Posted inMedieval Archaeology

Scandinavian Horses Imported a Thousand Years Ago for the Last Equestrian Sacrifices in Europe

The study, which focused on horse remains found in ancient burial sites in Russia and Lithuania, was published in the journal Science Advances. It reveals that these horses were imported from Scandinavia through extensive trade networks connecting the Viking world with the Byzantine and Arab empires. Previously, researchers believed that sacrificial horses were always local […]

Posted inStone Age Archaeology

Evidence of Ritual Human Sacrifices, Mainly of Women, Found in the European Neolithic Era

Recent archaeological findings in Europe have shed new light on the practice of ritual human sacrifice during the Neolithic period. Researchers have identified multiple cases of what appears to be ligature strangulation or positional asphyxia at ritual sites from approximately 5500 to 3500 BCE. Analysis of these findings suggests that human sacrifice was an integral […]

Posted inStone Age Archaeology

Vittrup Man, Found in a Bog in Denmark, Went from Gatherer to Farmer Before Being Sacrificed in 3200 BC

Scientists have created a detailed biography of a Stone Age man’s life through new scientific methods. A Swedish-Danish research team from the University of Gothenburg can now say they have traced where the “Vittrup Man”, a bog body found in Denmark, traveled during his lifetime. The Vittrup Man was discovered in 1915. His skull had […]

Posted inHistory

Ximen Bao, the Hydraulic Engineer who Created China’s First Irrigation Canal System and Abolished Human Sacrifices

Ximen Bao was a politician and philosopher who lived in the state of Wei between the 4th and 5th centuries BCE, during Ancient China’s Antiquity. He gained fame for two things: abolishing human sacrifices made in honor of Hebo (god of the Yellow River) and being considered the country’s first hydraulic engineer. He achieved the […]

Posted inIron Age Archaeology

Ritual of the Largest Animal Sacrifice in the Western Mediterranean Revealed at an Iron Age Tartessian Site in Spain
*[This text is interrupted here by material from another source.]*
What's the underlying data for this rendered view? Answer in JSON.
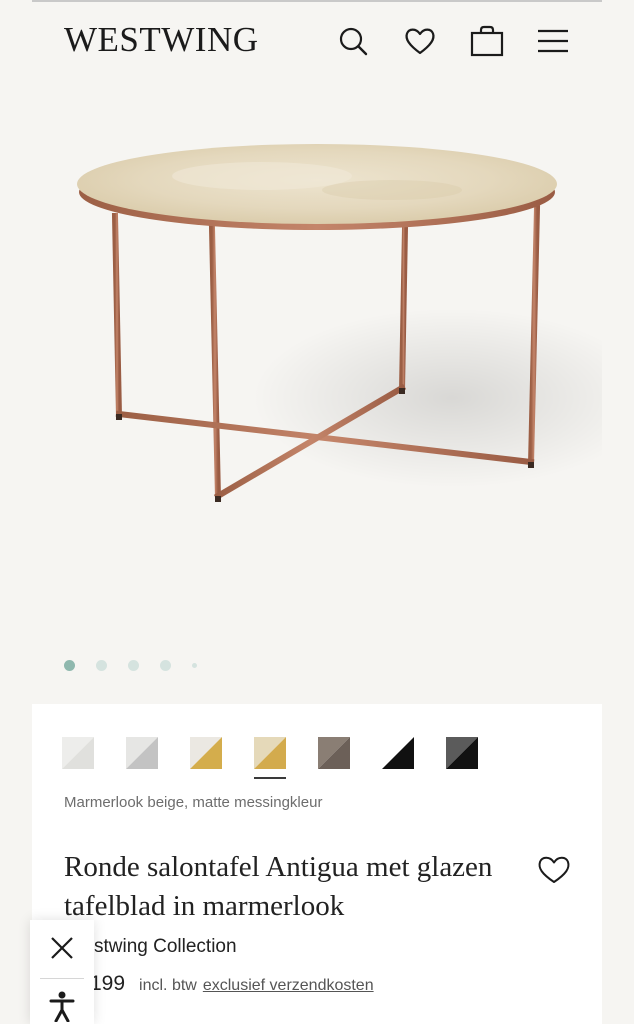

Approximately 2500 years ago, the ancient inhabitants of the area currently occupied by the municipality of Guareña, in Badajoz (Spain), carried out a peculiar ritual in the courtyard of an enclave known today as Casas del Turuñuelo. This site, discovered in 2017, has provided new information about the Tartessian culture that populated those lands in […]